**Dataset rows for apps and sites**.
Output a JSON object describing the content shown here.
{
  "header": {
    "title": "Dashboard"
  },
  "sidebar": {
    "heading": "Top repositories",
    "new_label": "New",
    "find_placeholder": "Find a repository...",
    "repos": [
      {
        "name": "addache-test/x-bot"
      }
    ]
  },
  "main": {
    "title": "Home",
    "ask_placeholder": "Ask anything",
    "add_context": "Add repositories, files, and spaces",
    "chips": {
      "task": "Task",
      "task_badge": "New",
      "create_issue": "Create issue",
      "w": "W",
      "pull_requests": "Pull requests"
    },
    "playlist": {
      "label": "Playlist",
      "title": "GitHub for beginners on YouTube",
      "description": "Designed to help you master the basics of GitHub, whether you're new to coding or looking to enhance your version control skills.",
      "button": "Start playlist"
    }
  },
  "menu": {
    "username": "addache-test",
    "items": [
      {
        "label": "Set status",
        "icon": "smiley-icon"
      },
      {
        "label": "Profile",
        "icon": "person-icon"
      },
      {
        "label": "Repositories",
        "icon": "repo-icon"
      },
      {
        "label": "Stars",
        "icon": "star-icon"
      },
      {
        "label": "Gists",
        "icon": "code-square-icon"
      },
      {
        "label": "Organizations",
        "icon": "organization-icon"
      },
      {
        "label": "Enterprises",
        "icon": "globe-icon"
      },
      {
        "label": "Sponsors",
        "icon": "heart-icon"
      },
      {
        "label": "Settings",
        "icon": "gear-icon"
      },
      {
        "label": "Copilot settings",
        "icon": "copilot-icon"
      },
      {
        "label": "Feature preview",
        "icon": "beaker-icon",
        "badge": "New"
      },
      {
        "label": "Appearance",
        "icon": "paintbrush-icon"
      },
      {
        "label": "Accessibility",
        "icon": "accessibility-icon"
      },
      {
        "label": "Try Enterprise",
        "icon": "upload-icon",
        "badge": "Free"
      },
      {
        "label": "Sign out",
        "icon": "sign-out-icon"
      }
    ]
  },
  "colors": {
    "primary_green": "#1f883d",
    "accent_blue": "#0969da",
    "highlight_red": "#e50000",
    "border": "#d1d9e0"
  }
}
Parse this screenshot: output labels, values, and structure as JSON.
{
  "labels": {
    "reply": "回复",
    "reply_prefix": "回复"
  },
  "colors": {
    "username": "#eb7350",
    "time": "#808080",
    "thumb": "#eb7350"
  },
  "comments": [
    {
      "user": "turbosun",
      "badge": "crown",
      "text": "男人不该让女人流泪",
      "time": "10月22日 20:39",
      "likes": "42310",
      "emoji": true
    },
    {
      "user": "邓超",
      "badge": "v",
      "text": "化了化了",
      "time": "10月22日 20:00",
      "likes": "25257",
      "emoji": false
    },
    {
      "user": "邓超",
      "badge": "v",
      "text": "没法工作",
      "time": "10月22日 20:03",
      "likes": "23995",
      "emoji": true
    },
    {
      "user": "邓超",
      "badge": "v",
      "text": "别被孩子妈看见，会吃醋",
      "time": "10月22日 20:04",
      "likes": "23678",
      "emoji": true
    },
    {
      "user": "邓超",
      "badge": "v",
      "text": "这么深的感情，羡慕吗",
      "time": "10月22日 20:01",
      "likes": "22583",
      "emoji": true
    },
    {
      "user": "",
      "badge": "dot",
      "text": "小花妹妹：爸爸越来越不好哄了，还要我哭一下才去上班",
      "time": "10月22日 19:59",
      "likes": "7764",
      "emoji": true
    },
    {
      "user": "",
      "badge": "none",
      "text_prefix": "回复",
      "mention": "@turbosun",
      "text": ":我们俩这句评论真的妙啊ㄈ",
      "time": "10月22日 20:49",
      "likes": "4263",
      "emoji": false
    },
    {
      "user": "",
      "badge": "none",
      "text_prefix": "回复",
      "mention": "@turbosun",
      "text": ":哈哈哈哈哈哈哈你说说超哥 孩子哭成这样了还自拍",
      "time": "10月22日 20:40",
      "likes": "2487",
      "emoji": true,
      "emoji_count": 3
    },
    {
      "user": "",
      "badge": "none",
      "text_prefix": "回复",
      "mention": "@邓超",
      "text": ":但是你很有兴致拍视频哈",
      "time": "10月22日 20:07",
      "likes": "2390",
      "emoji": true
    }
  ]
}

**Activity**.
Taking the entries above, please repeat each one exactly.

**Output**.
Output a JSON object describing the content shown here.
{
  "header": {
    "title": "Dashboard"
  },
  "sidebar": {
    "heading": "Top repositories",
    "new_label": "New",
    "find_placeholder": "Find a repository...",
    "repos": [
      {
        "name": "addache-test/x-bot"
      }
    ]
  },
  "main": {
    "title": "Home",
    "ask_placeholder": "Ask anything",
    "add_context": "Add repositories, files, and spaces",
    "chips": {
      "task": "Task",
      "task_badge": "New",
      "create_issue": "Create issue",
      "w": "W",
      "pull_requests": "Pull requests"
    },
    "playlist": {
      "label": "Playlist",
      "title": "GitHub for beginners on YouTube",
      "description": "Designed to help you master the basics of GitHub, whether you're new to coding or looking to enhance your version control skills.",
      "button": "Start playlist"
    }
  },
  "menu": {
    "username": "addache-test",
    "items": [
      {
        "label": "Set status",
        "icon": "smiley-icon"
      },
      {
        "label": "Profile",
        "icon": "person-icon"
      },
      {
        "label": "Repositories",
        "icon": "repo-icon"
      },
      {
        "label": "Stars",
        "icon": "star-icon"
      },
      {
        "label": "Gists",
        "icon": "code-square-icon"
      },
      {
        "label": "Organizations",
        "icon": "organization-icon"
      },
      {
        "label": "Enterprises",
        "icon": "globe-icon"
      },
      {
        "label": "Sponsors",
        "icon": "heart-icon"
      },
      {
        "label": "Settings",
        "icon": "gear-icon"
      },
      {
        "label": "Copilot settings",
        "icon": "copilot-icon"
      },
      {
        "label": "Feature preview",
        "icon": "beaker-icon",
        "badge": "New"
      },
      {
        "label": "Appearance",
        "icon": "paintbrush-icon"
      },
      {
        "label": "Accessibility",
        "icon": "accessibility-icon"
      },
      {
        "label": "Try Enterprise",
        "icon": "upload-icon",
        "badge": "Free"
      },
      {
        "label": "Sign out",
        "icon": "sign-out-icon"
      }
    ]
  },
  "colors": {
    "primary_green": "#1f883d",
    "accent_blue": "#0969da",
    "highlight_red": "#e50000",
    "border": "#d1d9e0"
  }
}
Parse this screenshot: output labels, values, and structure as JSON.
{
  "labels": {
    "reply": "回复",
    "reply_prefix": "回复"
  },
  "colors": {
    "username": "#eb7350",
    "time": "#808080",
    "thumb": "#eb7350"
  },
  "comments": [
    {
      "user": "turbosun",
      "badge": "crown",
      "text": "男人不该让女人流泪",
      "time": "10月22日 20:39",
      "likes": "42310",
      "emoji": true
    },
    {
      "user": "邓超",
      "badge": "v",
      "text": "化了化了",
      "time": "10月22日 20:00",
      "likes": "25257",
      "emoji": false
    },
    {
      "user": "邓超",
      "badge": "v",
      "text": "没法工作",
      "time": "10月22日 20:03",
      "likes": "23995",
      "emoji": true
    },
    {
      "user": "邓超",
      "badge": "v",
      "text": "别被孩子妈看见，会吃醋",
      "time": "10月22日 20:04",
      "likes": "23678",
      "emoji": true
    },
    {
      "user": "邓超",
      "badge": "v",
      "text": "这么深的感情，羡慕吗",
      "time": "10月22日 20:01",
      "likes": "22583",
      "emoji": true
    },
    {
      "user": "",
      "badge": "dot",
      "text": "小花妹妹：爸爸越来越不好哄了，还要我哭一下才去上班",
      "time": "10月22日 19:59",
      "likes": "7764",
      "emoji": true
    },
    {
      "user": "",
      "badge": "none",
      "text_prefix": "回复",
      "mention": "@turbosun",
      "text": ":我们俩这句评论真的妙啊ㄈ",
      "time": "10月22日 20:49",
      "likes": "4263",
      "emoji": false
    },
    {
      "user": "",
      "badge": "none",
      "text_prefix": "回复",
      "mention": "@turbosun",
      "text": ":哈哈哈哈哈哈哈你说说超哥 孩子哭成这样了还自拍",
      "time": "10月22日 20:40",
      "likes": "2487",
      "emoji": true,
      "emoji_count": 3
    },
    {
      "user": "",
      "badge": "none",
      "text_prefix": "回复",
      "mention": "@邓超",
      "text": ":但是你很有兴致拍视频哈",
      "time": "10月22日 20:07",
      "likes": "2390",
      "emoji": true
    }
  ]
}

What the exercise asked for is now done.